▶ _Directions_
Where a line in the listing below contains the word "JSON", copy that line.
--- --- ---
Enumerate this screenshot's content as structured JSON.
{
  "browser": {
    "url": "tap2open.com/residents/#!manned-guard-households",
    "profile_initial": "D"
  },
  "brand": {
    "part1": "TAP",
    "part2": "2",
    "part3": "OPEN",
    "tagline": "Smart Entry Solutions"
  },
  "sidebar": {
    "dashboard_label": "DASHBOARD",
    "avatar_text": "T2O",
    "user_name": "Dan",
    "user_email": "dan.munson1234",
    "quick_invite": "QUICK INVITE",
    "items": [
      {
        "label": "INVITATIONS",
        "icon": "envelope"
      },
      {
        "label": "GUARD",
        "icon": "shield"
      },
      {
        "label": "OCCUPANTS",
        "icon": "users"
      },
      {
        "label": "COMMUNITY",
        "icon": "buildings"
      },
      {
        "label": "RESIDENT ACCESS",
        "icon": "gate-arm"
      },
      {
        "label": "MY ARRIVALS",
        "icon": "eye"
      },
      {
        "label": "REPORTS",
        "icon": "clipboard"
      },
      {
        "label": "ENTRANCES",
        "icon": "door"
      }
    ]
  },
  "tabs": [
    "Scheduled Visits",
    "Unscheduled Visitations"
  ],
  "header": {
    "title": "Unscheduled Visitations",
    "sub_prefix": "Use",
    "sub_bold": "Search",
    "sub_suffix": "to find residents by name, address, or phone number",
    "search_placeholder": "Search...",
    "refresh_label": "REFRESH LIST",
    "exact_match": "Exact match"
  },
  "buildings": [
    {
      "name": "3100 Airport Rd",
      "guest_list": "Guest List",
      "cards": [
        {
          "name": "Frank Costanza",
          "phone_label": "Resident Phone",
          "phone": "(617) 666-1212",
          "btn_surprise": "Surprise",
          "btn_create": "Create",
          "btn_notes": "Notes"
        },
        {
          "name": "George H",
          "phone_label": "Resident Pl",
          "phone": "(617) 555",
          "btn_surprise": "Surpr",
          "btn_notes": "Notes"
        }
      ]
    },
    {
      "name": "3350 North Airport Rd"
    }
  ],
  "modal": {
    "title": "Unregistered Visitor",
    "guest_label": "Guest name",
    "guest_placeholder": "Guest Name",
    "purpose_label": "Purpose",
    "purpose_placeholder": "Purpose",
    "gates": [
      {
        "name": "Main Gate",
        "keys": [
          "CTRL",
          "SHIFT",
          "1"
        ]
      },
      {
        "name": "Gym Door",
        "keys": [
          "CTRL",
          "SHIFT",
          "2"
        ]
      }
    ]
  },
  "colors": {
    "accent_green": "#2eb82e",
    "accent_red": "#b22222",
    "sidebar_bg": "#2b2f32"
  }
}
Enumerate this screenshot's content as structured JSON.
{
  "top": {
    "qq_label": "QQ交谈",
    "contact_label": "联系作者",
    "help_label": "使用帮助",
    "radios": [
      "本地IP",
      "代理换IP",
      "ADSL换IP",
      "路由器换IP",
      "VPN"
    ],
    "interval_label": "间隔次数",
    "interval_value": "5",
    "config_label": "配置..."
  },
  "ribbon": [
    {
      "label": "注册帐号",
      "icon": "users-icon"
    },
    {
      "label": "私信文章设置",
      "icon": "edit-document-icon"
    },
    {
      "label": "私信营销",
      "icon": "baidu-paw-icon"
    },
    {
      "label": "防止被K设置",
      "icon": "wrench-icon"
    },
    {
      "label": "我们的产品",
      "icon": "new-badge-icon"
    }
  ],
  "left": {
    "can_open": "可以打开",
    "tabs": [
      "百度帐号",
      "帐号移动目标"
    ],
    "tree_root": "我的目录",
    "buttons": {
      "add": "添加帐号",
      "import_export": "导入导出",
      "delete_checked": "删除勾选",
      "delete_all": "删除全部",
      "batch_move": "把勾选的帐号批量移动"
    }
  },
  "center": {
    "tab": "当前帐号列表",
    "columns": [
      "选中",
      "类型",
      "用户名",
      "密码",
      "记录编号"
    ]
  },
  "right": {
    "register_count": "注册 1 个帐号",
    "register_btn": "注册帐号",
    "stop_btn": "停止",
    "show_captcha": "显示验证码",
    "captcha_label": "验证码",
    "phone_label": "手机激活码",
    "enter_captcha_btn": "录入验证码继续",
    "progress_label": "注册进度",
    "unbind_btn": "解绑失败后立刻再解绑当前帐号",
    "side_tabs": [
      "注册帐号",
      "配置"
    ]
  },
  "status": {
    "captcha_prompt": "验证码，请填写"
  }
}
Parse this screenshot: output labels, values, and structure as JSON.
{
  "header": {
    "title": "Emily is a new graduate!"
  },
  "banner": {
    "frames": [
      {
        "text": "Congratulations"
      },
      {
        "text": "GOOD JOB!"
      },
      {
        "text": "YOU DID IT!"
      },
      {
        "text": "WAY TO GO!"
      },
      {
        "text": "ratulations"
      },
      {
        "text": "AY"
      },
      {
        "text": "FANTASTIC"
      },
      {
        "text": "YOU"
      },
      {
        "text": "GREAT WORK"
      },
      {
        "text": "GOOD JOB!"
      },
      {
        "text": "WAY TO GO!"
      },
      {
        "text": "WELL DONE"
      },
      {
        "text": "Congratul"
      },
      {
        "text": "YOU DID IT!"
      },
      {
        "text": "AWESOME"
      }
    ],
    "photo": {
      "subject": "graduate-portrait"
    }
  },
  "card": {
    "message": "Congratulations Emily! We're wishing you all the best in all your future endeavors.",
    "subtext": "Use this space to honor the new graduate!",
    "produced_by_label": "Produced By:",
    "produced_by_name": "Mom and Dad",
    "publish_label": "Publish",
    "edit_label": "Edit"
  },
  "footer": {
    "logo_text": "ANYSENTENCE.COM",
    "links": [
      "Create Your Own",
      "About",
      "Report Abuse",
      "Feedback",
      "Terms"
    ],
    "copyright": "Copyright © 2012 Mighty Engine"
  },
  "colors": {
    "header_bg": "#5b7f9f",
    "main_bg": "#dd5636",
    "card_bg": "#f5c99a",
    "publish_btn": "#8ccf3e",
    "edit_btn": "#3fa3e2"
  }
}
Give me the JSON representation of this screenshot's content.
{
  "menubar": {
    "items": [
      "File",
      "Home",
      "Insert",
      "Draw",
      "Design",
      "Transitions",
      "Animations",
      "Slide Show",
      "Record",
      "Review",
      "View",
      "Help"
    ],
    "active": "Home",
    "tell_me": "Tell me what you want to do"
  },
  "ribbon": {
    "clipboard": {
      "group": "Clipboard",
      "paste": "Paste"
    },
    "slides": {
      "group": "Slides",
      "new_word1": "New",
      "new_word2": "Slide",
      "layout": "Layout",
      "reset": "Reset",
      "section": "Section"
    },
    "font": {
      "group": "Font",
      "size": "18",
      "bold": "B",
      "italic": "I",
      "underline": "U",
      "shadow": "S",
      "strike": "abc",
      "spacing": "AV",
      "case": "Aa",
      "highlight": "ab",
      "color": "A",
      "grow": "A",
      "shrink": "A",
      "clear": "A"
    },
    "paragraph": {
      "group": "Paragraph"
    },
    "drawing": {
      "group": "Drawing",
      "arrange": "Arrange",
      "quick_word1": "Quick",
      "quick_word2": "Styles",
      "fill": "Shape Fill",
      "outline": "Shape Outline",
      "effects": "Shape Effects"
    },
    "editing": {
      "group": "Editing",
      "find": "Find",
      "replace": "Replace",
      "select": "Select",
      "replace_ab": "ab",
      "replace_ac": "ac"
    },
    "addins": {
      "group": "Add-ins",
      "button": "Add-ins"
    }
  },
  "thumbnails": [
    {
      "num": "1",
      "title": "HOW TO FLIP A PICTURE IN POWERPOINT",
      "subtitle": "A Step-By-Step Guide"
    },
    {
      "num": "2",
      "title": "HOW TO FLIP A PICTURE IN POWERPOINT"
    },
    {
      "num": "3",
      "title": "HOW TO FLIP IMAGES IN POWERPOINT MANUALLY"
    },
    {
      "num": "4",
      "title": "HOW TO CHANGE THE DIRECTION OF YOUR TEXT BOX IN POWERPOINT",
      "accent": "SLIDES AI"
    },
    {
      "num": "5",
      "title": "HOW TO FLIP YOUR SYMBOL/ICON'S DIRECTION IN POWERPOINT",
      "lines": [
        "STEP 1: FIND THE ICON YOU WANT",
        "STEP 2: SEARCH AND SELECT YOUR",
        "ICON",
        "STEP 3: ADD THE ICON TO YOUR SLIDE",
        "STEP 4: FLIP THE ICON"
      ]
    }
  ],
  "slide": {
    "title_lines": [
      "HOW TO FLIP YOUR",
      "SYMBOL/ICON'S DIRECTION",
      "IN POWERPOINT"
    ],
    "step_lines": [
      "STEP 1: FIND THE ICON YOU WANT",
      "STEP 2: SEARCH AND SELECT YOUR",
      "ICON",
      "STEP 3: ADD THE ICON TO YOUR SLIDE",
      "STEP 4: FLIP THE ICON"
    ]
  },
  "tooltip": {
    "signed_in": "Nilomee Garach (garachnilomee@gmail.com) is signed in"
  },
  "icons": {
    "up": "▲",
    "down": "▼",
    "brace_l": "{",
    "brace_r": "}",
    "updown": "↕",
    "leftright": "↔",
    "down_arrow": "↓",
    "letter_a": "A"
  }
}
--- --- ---
▶ _Task result_
Enumerate this screenshot's content as structured JSON.
Enumerate this screenshot's content as structured JSON.
Parse this screenshot: output labels, values, and structure as JSON.
Give me the JSON representation of this screenshot's content.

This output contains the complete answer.